After several months of searching I finally located a copy of this Canadian cannibalism mockumentary last night.
I have been desperate to review this film ever since I stumbled across it’s page on IMDb but it’s proved to be an uphill struggle. Unfortunately the site I found it on was ridden with malware adverts so I had to continuously close pop-ups every five minutes or so.
Was the film worth the kicking my anti-virus program received?
Films in the Found Footage genre will ALWAYS succeed if they manage to create an atmosphere or a sense of realism.
Long Pigs managed to tick these two boxes in style and offered a pretty dark and comical look at the subject of serial killers.
As with most indie filmmaking efforts in this genre, it relied on performances and script to stand out as it’s budget was probably no more than the price of a packet of cigarettes.
The film is set out as a Canadian cannibalism documentary ( mockumentary ) that follows a serial killer named Anthony McAlistar.
Two unsuccessful filmmakers take the plunge and decide to document the day to day life of this monster in an attempt to hit the big time in the film industry.
The filmmakers leave no stone unturned when it comes to the life of McAlistar. They tag along through all his despicable acts and even go as far as to study some of his victims and their families left behind.
The more they get to know McAlistar the more comfortable they become with his personality and his actions. They begin to take risks with the volatile nature of this beast and it’s not long before things start to go very wrong…
The engine room of this film was always going to be the effectiveness of the main character. The audience needs to believe that the cannibal is just and average guy and not some sort of entity.
Anthony Alviano takes on the role of this serial killer and gives us a character that is both likable and believable. As with most Found Footage films – I was not aware of this actor beforehand.

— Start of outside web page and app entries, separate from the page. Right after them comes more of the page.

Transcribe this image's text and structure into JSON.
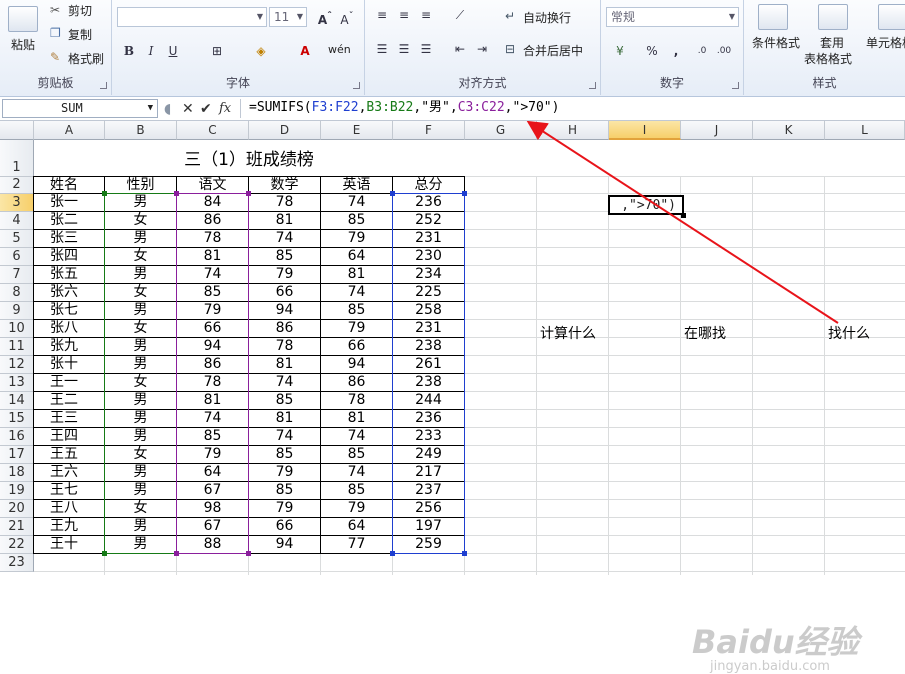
{
  "ribbon": {
    "clipboard": {
      "label": "剪贴板",
      "paste": "粘贴",
      "cut": "剪切",
      "copy": "复制",
      "format_painter": "格式刷"
    },
    "font": {
      "label": "字体",
      "font_size": "11",
      "bold": "B",
      "italic": "I",
      "underline": "U",
      "phonetic": "wén"
    },
    "alignment": {
      "label": "对齐方式",
      "wrap": "自动换行",
      "merge": "合并后居中"
    },
    "number": {
      "label": "数字",
      "format": "常规",
      "percent": "%",
      "comma": ","
    },
    "styles": {
      "label": "样式",
      "conditional": "条件格式",
      "table_format_1": "套用",
      "table_format_2": "表格格式",
      "cell_styles": "单元格格"
    }
  },
  "formula_bar": {
    "name_box": "SUM",
    "fx": "fx",
    "formula_parts": [
      {
        "text": "=SUMIFS(",
        "color": "#000000"
      },
      {
        "text": "F3:F22",
        "color": "#1f3fd0"
      },
      {
        "text": ",",
        "color": "#000000"
      },
      {
        "text": "B3:B22",
        "color": "#167a16"
      },
      {
        "text": ",\"男\",",
        "color": "#000000"
      },
      {
        "text": "C3:C22",
        "color": "#8a1f9c"
      },
      {
        "text": ",\">70\")",
        "color": "#000000"
      }
    ]
  },
  "columns": [
    "A",
    "B",
    "C",
    "D",
    "E",
    "F",
    "G",
    "H",
    "I",
    "J",
    "K",
    "L"
  ],
  "selected_column": "I",
  "selected_row": "3",
  "rows": [
    "1",
    "2",
    "3",
    "4",
    "5",
    "6",
    "7",
    "8",
    "9",
    "10",
    "11",
    "12",
    "13",
    "14",
    "15",
    "16",
    "17",
    "18",
    "19",
    "20",
    "21",
    "22",
    "23"
  ],
  "table": {
    "title": "三（1）班成绩榜",
    "headers": [
      "姓名",
      "性别",
      "语文",
      "数学",
      "英语",
      "总分"
    ],
    "data": [
      [
        "张一",
        "男",
        "84",
        "78",
        "74",
        "236"
      ],
      [
        "张二",
        "女",
        "86",
        "81",
        "85",
        "252"
      ],
      [
        "张三",
        "男",
        "78",
        "74",
        "79",
        "231"
      ],
      [
        "张四",
        "女",
        "81",
        "85",
        "64",
        "230"
      ],
      [
        "张五",
        "男",
        "74",
        "79",
        "81",
        "234"
      ],
      [
        "张六",
        "女",
        "85",
        "66",
        "74",
        "225"
      ],
      [
        "张七",
        "男",
        "79",
        "94",
        "85",
        "258"
      ],
      [
        "张八",
        "女",
        "66",
        "86",
        "79",
        "231"
      ],
      [
        "张九",
        "男",
        "94",
        "78",
        "66",
        "238"
      ],
      [
        "张十",
        "男",
        "86",
        "81",
        "94",
        "261"
      ],
      [
        "王一",
        "女",
        "78",
        "74",
        "86",
        "238"
      ],
      [
        "王二",
        "男",
        "81",
        "85",
        "78",
        "244"
      ],
      [
        "王三",
        "男",
        "74",
        "81",
        "81",
        "236"
      ],
      [
        "王四",
        "男",
        "85",
        "74",
        "74",
        "233"
      ],
      [
        "王五",
        "女",
        "79",
        "85",
        "85",
        "249"
      ],
      [
        "王六",
        "男",
        "64",
        "79",
        "74",
        "217"
      ],
      [
        "王七",
        "男",
        "67",
        "85",
        "85",
        "237"
      ],
      [
        "王八",
        "女",
        "98",
        "79",
        "79",
        "256"
      ],
      [
        "王九",
        "男",
        "67",
        "66",
        "64",
        "197"
      ],
      [
        "王十",
        "男",
        "88",
        "94",
        "77",
        "259"
      ]
    ]
  },
  "active_cell": {
    "ref": "I3",
    "text": ",\">70\")"
  },
  "annotations": {
    "what_to_sum": "计算什么",
    "where_to_find": "在哪找",
    "what_to_find": "找什么"
  },
  "arrow_color": "#e8141a",
  "watermark": {
    "main": "Baidu经验",
    "sub": "jingyan.baidu.com"
  }
}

If Found Footage actors are not recognizable it makes the whole process seem a lot more realistic. Having Brad Pitt in one of these movies would never work – we would be constantly aware of it’s fiction and it would provide no atmosphere whatsoever.
Alviano manages to portray this killer as nothing more than a regular Joe who has a craving for human stew. I felt disgusted by his actions but at the same time I felt like I wanted to find out more about what made him tick.
A sensible and well thought out piece of dark indie filmmaking that manages to stir up numerous emotions. I felt it had the same type of unique style that The Magician offered – it was extremely disturbing but very human at the same time.
It’s great to see another step away from the haunted asylums and Blair Witch forests – Found Footage needs this sort of originality every now and again.
The film relies heavily on the cast and they do not let the process down – every actor was more than capable of pulling off their character roles ( especially Anthony Alviano as McAlistar ).
I think the film also plays with your emotions as you watch – for long periods I was actually feeling a little sympathetic towards Alviano’s character. Just when you feel there could actually be a human side to the man the story line throws something hideous at you – it’s very well thought out!
A very creepy and realistic look at modern day cannibalism that works perfectly in a Found Footage picture – definitely one to watch!